Despite the importance of physical activity for transplant recipients, the minimum recommendations of physical exercise are seldom met. A relatively inactive lifestyle leading up to transplantation has been proposed as one of the possible causes. Currently, however, the factors that may act as a barrier to developing adequate physical activity levels, as well as the mechanisms which may facilitate this amongst this particular population remain largely unknown. It has been suggested that obstacles to following exercise recommendations may include physical limitations, lower energy levels, fear and the appearance of comorbidities [110].

At the other end of the spectrum, however, there are also LT recipients who, with an adequate training program, have increased their exercise capacity to such an extent that they regularly take part in sporting events. The World Transplant Games, in which LT recipients also participate, have been held annually for over twenty years and are proof of this. However, further studies need to be carried out in order to establish optimum training guidelines and quantify the long-term benefits of exercise, together with a greater knowledge of how to best minimize the potential risks that may affect these patients [110]. In any case, recommendations pertaining to physical activity in lung transplantation must be individualized and regularly modified to reflect the changing clinical condition of each patient.

Conclusion
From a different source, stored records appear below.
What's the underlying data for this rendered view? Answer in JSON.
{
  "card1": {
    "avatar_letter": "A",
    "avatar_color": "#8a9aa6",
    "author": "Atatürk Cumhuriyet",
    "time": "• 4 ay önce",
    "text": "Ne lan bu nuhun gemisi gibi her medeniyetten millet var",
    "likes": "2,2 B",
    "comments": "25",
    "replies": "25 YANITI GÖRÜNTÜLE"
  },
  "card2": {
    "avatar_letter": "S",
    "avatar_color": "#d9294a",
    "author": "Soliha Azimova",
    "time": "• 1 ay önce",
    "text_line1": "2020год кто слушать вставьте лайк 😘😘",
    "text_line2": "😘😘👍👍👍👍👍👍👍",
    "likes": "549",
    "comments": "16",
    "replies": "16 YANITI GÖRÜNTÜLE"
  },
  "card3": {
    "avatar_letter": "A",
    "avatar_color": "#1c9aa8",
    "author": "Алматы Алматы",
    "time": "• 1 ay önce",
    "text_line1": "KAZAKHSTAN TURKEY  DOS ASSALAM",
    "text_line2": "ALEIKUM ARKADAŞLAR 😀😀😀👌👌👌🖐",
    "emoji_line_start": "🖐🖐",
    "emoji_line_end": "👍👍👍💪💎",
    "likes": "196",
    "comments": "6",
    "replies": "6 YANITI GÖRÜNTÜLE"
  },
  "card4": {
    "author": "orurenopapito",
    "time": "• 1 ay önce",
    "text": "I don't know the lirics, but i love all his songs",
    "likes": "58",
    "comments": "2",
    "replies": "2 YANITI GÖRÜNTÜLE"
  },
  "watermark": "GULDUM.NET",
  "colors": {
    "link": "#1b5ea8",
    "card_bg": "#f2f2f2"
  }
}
Lung transplantation is a surgical procedure widely developed for patients with chronic respiratory failure, for whom all other therapeutic treatments options have run out and who meet all the required inclusion criteria in the absence of absolute contraindications.

Due to a dearth of organs, it is fundamental to determine the most appropiate time to list someone for lung transplantation. Waiting times once listed are, unfortunately, quite long in the majority of cases and it is essential to maintain and/or improve the functional status of candidates with appropriate rehabilitation programs.

Once the lung transplant has been carried out, it is extremely important to implement an optimal rehabilitation program in order to achieve the best functional results possible which, in turn, will lead to a better quality of life and a swifter return to personal, family, leisure and professional activities within their own environment.

Further research is required to help clarify which exercise training guidelines are the most appropriate for these patients, taking into account multiple variables such as speed, intensity, frequency and type of exercise amongst a myriad of available options.

References

Citation: Solchaga MR, Fernández CA, Monteagudo LJ, Cabello LM, Mir RU, et al. (2018) Spanish Society of Caridiorespiratory Rehabilitation. Recommendations in Lung Transplantation. Int J Phys Med Rehabil 6: 459. DOI: 10.4172/2329-9096.1000459

Copyright: © 2018 Ramos Solchaga M, et al. This is an open-access article distributed under the terms of the Creative Commons Attribution License, which permits unrestricted use, distribution, and reproduction in any medium, provided the original author and source are credited.

Select your language of interest to view the total content in your interested language

Post Your Comment Citation
Share This Article
Relevant Topics
Article Usage
  • Total views: 1255
  • [From(publication date): 0-2018 - Oct 22, 2018]
  • Breakdown by view type
  • HTML page views: 1181
  • PDF downloads: 74

Post your comment

captcha   Reload  Can't read the image? click here to refresh